"Beautiful, OK, OK. Put 'em away," Night said. "So [do it] during the chorus of the song. And I want that to be a really meaningful middle finger, OK? Not at us, I hope. I need you to picture someone that just really fucking grinds your gears. You know what I'm saying? And just give them one of those. Or two of those!"
With that, the Regrettes strolled into "Seashore", the singer addressing the high-and-mighty judgmental cases in the world who are "talkin' to me like a child". The song revs up just in time for Night to tell it like it is: "I'm like nobody else, so you can just go fuck yourself / I do a lot of stupid stuff but don't act like you're so tough."
If that smells like teen spirit, take a big whiff, whether you're a middle-ager, senior citizen or hail from Gen X, Y, and Z.
The content and construct of their songs aren't a one-dimensional attempt by male-bashing man-eaters to search and destroy, though.
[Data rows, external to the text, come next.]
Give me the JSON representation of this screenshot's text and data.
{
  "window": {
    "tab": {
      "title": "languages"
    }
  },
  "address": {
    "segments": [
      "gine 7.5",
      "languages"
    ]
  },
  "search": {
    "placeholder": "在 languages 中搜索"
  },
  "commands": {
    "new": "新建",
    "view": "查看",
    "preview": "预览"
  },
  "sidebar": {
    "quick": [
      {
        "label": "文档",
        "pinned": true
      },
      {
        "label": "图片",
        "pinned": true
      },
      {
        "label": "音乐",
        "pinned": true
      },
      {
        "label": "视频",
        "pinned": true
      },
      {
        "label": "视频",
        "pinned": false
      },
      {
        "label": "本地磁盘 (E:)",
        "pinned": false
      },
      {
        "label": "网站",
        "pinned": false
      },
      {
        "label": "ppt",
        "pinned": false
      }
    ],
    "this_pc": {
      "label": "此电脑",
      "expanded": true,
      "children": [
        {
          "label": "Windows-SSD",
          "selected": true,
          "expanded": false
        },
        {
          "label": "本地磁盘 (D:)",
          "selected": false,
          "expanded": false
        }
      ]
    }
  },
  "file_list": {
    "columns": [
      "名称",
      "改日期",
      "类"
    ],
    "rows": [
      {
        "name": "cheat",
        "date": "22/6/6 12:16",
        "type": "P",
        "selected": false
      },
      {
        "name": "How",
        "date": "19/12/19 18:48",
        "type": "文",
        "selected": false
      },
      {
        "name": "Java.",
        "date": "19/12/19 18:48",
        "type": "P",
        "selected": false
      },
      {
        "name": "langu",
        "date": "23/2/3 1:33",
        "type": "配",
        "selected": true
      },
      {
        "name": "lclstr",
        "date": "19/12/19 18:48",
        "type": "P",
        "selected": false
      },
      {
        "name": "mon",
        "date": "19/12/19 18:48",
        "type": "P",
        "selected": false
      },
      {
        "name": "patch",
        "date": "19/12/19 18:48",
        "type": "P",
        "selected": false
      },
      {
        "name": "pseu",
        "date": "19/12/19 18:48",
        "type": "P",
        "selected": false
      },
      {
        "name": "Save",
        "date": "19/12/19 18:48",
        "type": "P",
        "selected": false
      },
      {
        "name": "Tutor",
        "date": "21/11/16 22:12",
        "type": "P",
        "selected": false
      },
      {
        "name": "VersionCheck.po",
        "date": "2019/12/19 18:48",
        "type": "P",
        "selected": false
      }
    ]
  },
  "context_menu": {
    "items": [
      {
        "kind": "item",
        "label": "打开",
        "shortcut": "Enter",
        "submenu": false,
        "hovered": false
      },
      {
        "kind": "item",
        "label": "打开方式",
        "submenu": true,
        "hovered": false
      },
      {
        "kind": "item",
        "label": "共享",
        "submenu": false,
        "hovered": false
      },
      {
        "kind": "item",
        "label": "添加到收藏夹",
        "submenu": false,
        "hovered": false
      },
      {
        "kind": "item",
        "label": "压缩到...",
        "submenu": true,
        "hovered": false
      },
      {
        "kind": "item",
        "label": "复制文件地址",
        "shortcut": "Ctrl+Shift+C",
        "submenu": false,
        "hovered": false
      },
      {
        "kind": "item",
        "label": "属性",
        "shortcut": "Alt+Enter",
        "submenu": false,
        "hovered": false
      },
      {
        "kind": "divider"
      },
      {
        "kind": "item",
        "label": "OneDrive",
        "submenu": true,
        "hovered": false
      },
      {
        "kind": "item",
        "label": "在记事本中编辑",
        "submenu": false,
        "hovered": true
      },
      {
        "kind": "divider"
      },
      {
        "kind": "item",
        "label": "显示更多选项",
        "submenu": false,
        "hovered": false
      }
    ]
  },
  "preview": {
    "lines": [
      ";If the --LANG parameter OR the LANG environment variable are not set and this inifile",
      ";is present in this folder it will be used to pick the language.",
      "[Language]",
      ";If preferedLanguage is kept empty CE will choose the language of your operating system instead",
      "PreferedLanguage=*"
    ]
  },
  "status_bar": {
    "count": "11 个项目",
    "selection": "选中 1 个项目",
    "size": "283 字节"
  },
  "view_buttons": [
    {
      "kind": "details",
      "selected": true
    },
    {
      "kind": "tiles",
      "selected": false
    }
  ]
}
Even with movie star looks (think Jennifer Lawrence, 10 years ago), Night can laugh at herself through the pain, too.
She does exactly that in "Ladylike/WHATTA Bitch" ("It's about me being a bitch," she informs onstage) and "A Living Human Girl," dealing with a list of every teen's insecurities — pimples, greasy hair and prickly legs among them.
The Regrettes "California Friends" [Official Music Video] youtu.be
"California Friends", one of the Regrettes' most recent songs that opened the show and got the crowd bouncing so gleefully that the floor seemed ready to cave in, revels in a bundle of boundless energy and incredibly infectious hooks (with bandmates sounding like a cheerleading chorus line) to detail the doubts that go with falling in love, getting groovy at the movies and listening to Madonna.
Back in the day, the Material Girl might have been a major role model for Night (she covered the Madonna song that was captured on video), yet among the artists and genres the Regrettes currently like (as listed on their Facebook page) are the Ronettes, Kate Nash, Joan Jett and 1950s doo-wop.
Night also has mentioned the Crystals and the Ramones as major influences, but also allow their crossbreeding tendencies to include the best qualities of the Pretenders' Chrissie "Don't Fuck With Me" Hynde, X's Exene Cervenka, the Waitresses' flirty Patty Donahue, Yeah Yeah Yeahs' Karen O, Hole's Courtney Love, Garbage's Shirley Manson and Blondie's Debbie Harry, all of whom I have seen and admired.
On the Regrettes' 2108 EP Attention Seeker, a cover of Dion and the Belmonts' "A Teenager in Love" is among the five songs, so mouth-watering anticipation awaits as they prepare to deliver their next album in the spring.
Night's ability to take what's tried and true and mash it up into something new should attract more attention and thrill-seeking legions as her band continues to click through this cross-country tour that winds up in San Diego on 16 December.
In Denver, she even encouraged the crowd to form a "kind and loving mosh pit" before "You Won't Do", the last song before the "Hot" encore. "I think it's really important on this last song, we really give it our body and soul," she said.
To borrow from a popular phrase, if the Regrettes get them by the souls, their bodies, hearts and minds will surely follow.
See more photos from the Advanced Placement Tour.